This story, in its many iterations, has always been an example to me of how Muslims need to educate themselves and change their treatment towards new Muslims. I have stories by the dozens told by sisters from all over the place, repeating these same themes over and over again: either you want to hear my story, tell me “ma shaa Allah,” then walk away and never think of me again, or you want to mould me into exactly the type of Muslim that you are, cultural practice and all.
And it’s true, this is an issue in our community that I still think is really important, and the idea that you never know what someone is going through and what a kind word or smile can do for a random stranger (especially your sister in Islam) is something that I try my best to put into action.
But re-reading this post that I wrote so many months ago in a slightly low place in my life, I find myself taking a whole new lesson from it. And this one is for me, first and foremost.
Yes, these women treated me awfully, on a consistent basis. And yeah, that is a bit degrading to anyone’s self-esteem. I was really feeling the lack of community and lack of even basic friendship on a deep level in my life.
But all my life, no matter what I have been doing, I as a person have always been confident in myself. And being a Muslim shouldn’t change that. In fact, I should let my faith reinforce that self-confidence.
What’s more, is in all my previous endeavours, I was working for and by myself. In my imagination, I graduated high school with a 4.1 all by myself, I was getting a bachelor’s degree all by myself, I lost weight all by my own will-power. But now that I am a Muslim I know that I have Allah swt in my metaphorical corner.
And who can protect me better than Allah swt? Whose opinion of me is more important than His? As long as I am secure in my relationship with Him, my relationship with people who are just looking to nitpick flaws should not matter to me in the slightest.
Someone left a comment on my guest post on the same topic recently that I think sums it up perfectly: the mosque is the house of my Rabb (lord, master), not people. I am going there for Him, and it doesn’t matter what they think.
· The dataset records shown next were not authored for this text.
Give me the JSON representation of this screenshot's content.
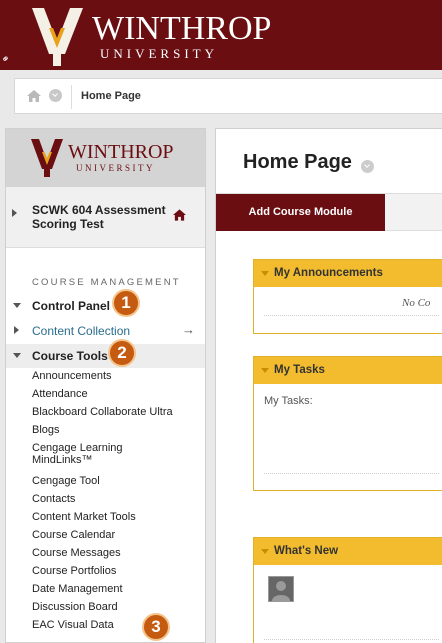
{
  "header": {
    "logo_word1": "WINTHROP",
    "logo_word2": "UNIVERSITY",
    "brand_color": "#6a0e12"
  },
  "breadcrumb": {
    "home_icon": "home-icon",
    "current": "Home Page"
  },
  "sidebar": {
    "logo_word1": "WINTHROP",
    "logo_word2": "UNIVERSITY",
    "course_name": "SCWK 604 Assessment Scoring Test",
    "course_management_heading": "COURSE MANAGEMENT",
    "control_panel_label": "Control Panel",
    "content_collection_label": "Content Collection",
    "course_tools_label": "Course Tools",
    "tools": [
      "Announcements",
      "Attendance",
      "Blackboard Collaborate Ultra",
      "Blogs",
      "Cengage Learning MindLinks™",
      "Cengage Tool",
      "Contacts",
      "Content Market Tools",
      "Course Calendar",
      "Course Messages",
      "Course Portfolios",
      "Date Management",
      "Discussion Board",
      "EAC Visual Data"
    ],
    "badges": [
      "1",
      "2",
      "3"
    ],
    "badge_color": "#c55a11"
  },
  "main": {
    "title": "Home Page",
    "add_module_label": "Add Course Module",
    "modules": [
      {
        "title": "My Announcements",
        "body": "No Co"
      },
      {
        "title": "My Tasks",
        "body": "My Tasks:"
      },
      {
        "title": "What's New",
        "body": ""
      }
    ],
    "module_header_color": "#f3bc2e"
  }
}
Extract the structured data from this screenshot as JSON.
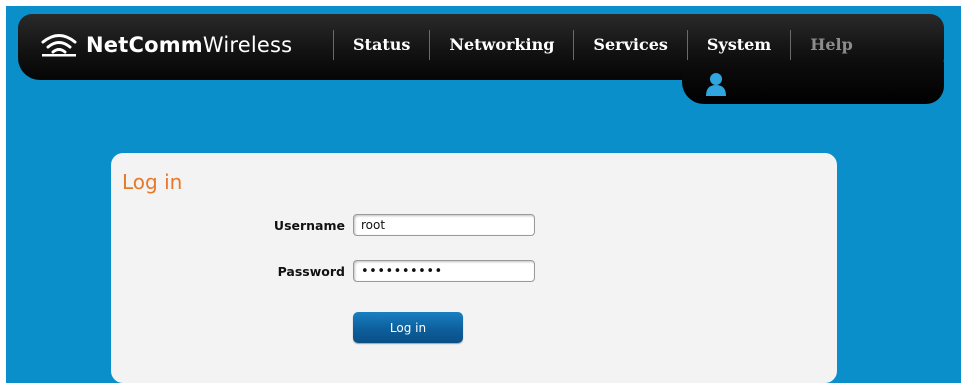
{
  "brand": {
    "name_bold": "NetComm",
    "name_light": "Wireless"
  },
  "nav": {
    "items": [
      {
        "label": "Status"
      },
      {
        "label": "Networking"
      },
      {
        "label": "Services"
      },
      {
        "label": "System"
      },
      {
        "label": "Help"
      }
    ]
  },
  "login": {
    "title": "Log in",
    "username_label": "Username",
    "username_value": "root",
    "password_label": "Password",
    "password_value": "••••••••••",
    "submit_label": "Log in"
  },
  "colors": {
    "background": "#0b8fca",
    "header": "#131313",
    "panel": "#f3f3f3",
    "title_orange": "#e8782a",
    "button_blue": "#0d5f9c"
  },
  "icons": {
    "logo": "wifi-signal-icon",
    "user": "user-icon"
  }
}
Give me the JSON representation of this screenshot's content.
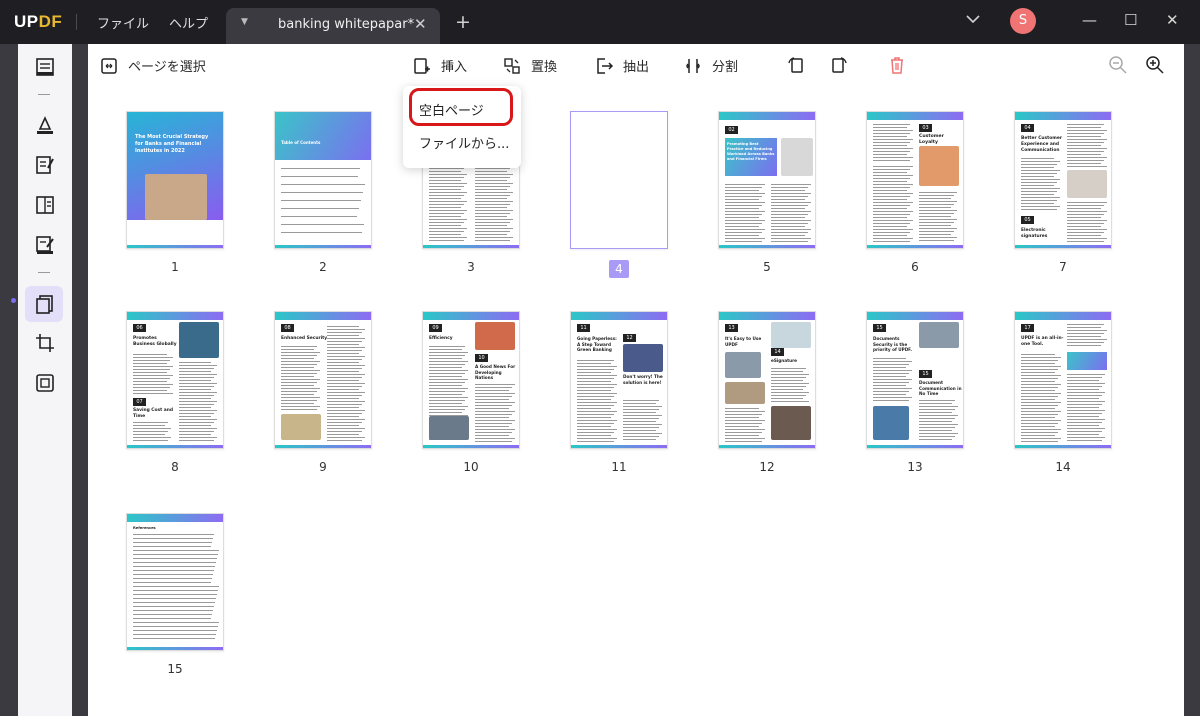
{
  "titlebar": {
    "logo_a": "UP",
    "logo_b": "DF",
    "menu_file": "ファイル",
    "menu_help": "ヘルプ",
    "tab_title": "banking whitepapar*",
    "avatar": "S"
  },
  "toolbar": {
    "select_pages": "ページを選択",
    "insert": "挿入",
    "replace": "置換",
    "extract": "抽出",
    "split": "分割"
  },
  "dropdown": {
    "blank_page": "空白ページ",
    "from_file": "ファイルから..."
  },
  "pages": [
    "1",
    "2",
    "3",
    "4",
    "5",
    "6",
    "7",
    "8",
    "9",
    "10",
    "11",
    "12",
    "13",
    "14",
    "15"
  ],
  "selected_page": "4",
  "thumbs": {
    "p1_title": "The Most Crucial Strategy for Banks and Financial Institutes in 2022",
    "p2_title": "Table of Contents",
    "p5_title": "Promoting Best Practice and Reducing Workload Across Banks and Financial Firms",
    "p6_title": "Customer Loyalty",
    "p7_title_a": "Better Customer Experience and Communication",
    "p7_title_b": "Electronic signatures",
    "p8_title_a": "Promotes Business Globally",
    "p8_title_b": "Saving Cost and Time",
    "p9_title": "Enhanced Security",
    "p10_title_a": "Efficiency",
    "p10_title_b": "A Good News For Developing Nations",
    "p11_title_a": "Going Paperless: A Step Toward Green Banking",
    "p11_title_b": "Don't worry! The solution is here!",
    "p12_title_a": "It's Easy to Use UPDF",
    "p12_title_b": "eSignature",
    "p13_title_a": "Documents Security is the priority of UPDF.",
    "p13_title_b": "Document Communication in No Time",
    "p14_title": "UPDF is an all-in-one Tool.",
    "p15_title": "References",
    "badges": [
      "02",
      "03",
      "04",
      "05",
      "06",
      "07",
      "08",
      "09",
      "10",
      "11",
      "12",
      "13",
      "14",
      "15",
      "16",
      "17"
    ]
  },
  "colors": {
    "accent": "#a99bf5",
    "highlight": "#d81818",
    "delete": "#f07474"
  }
}
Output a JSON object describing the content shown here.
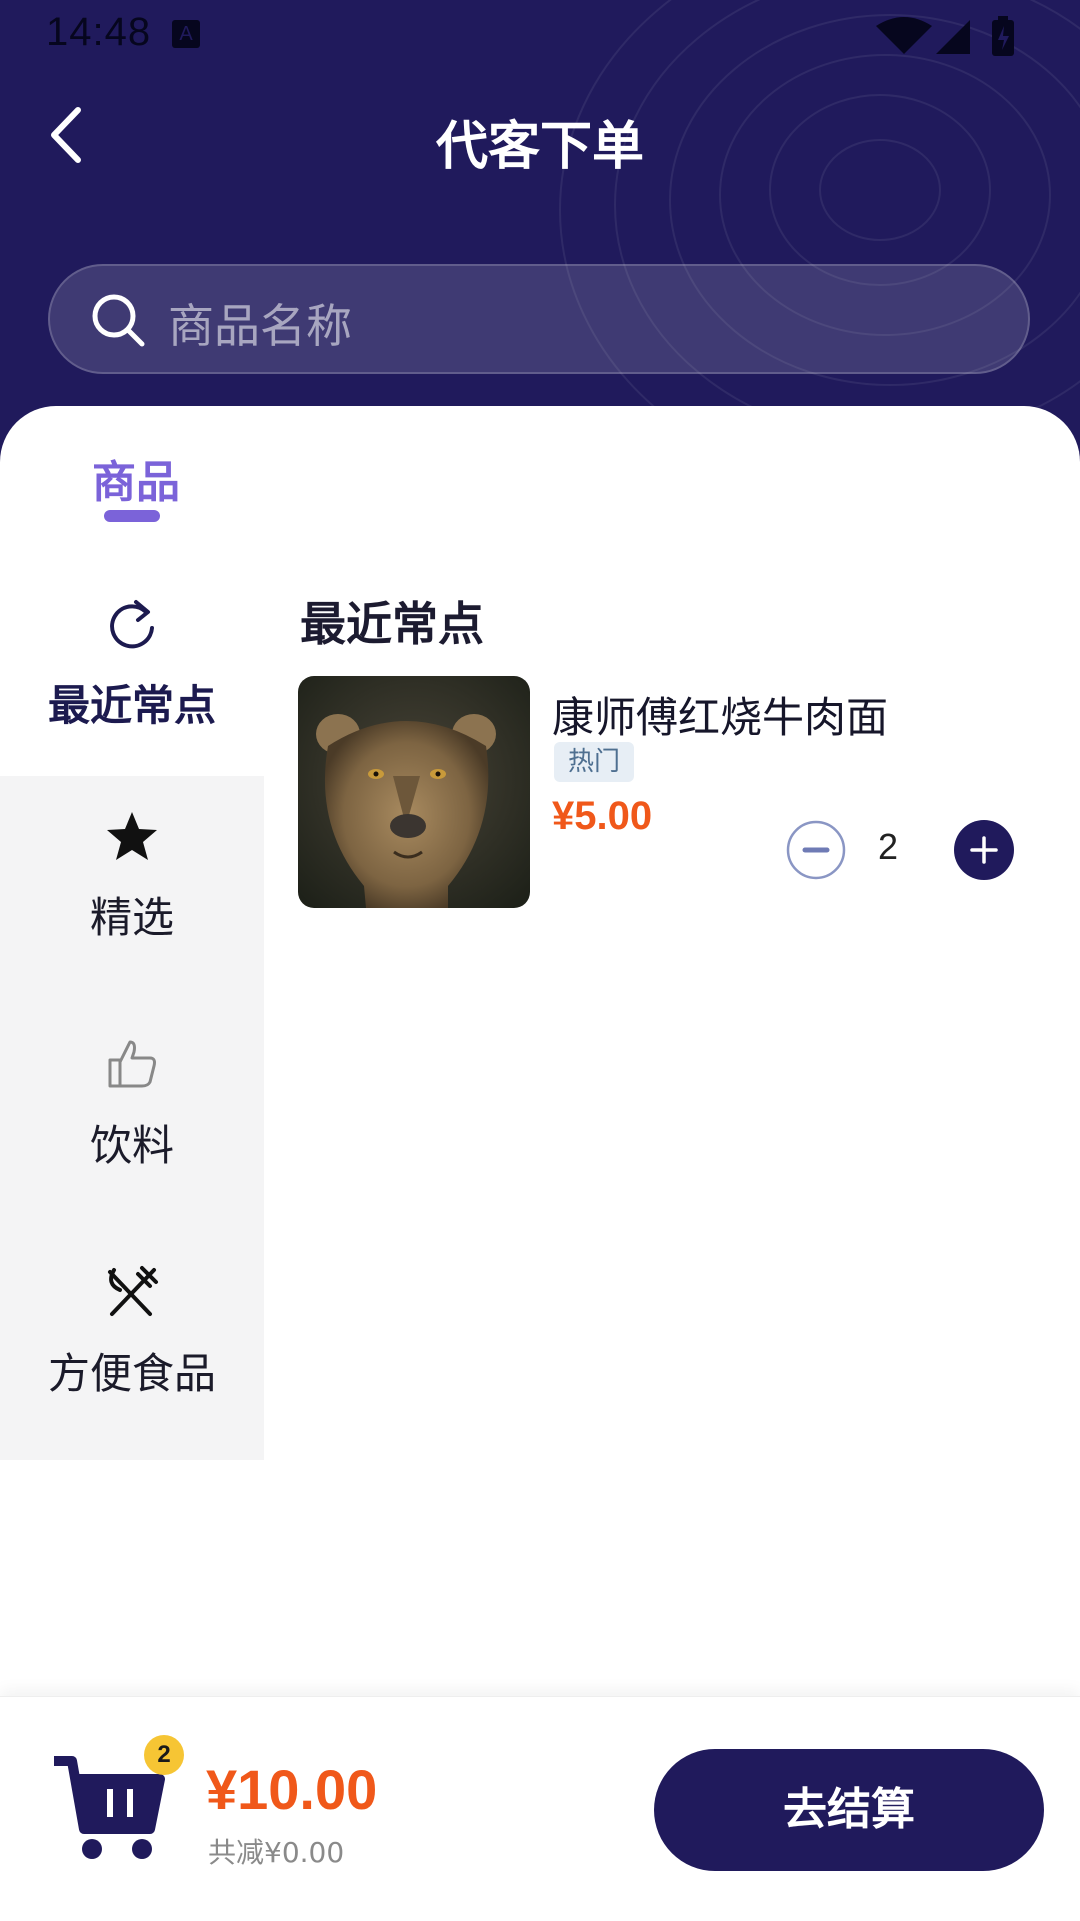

Smile politely, be kind to people, and then keep on moving and ignore their judgements and un-constructive criticisms!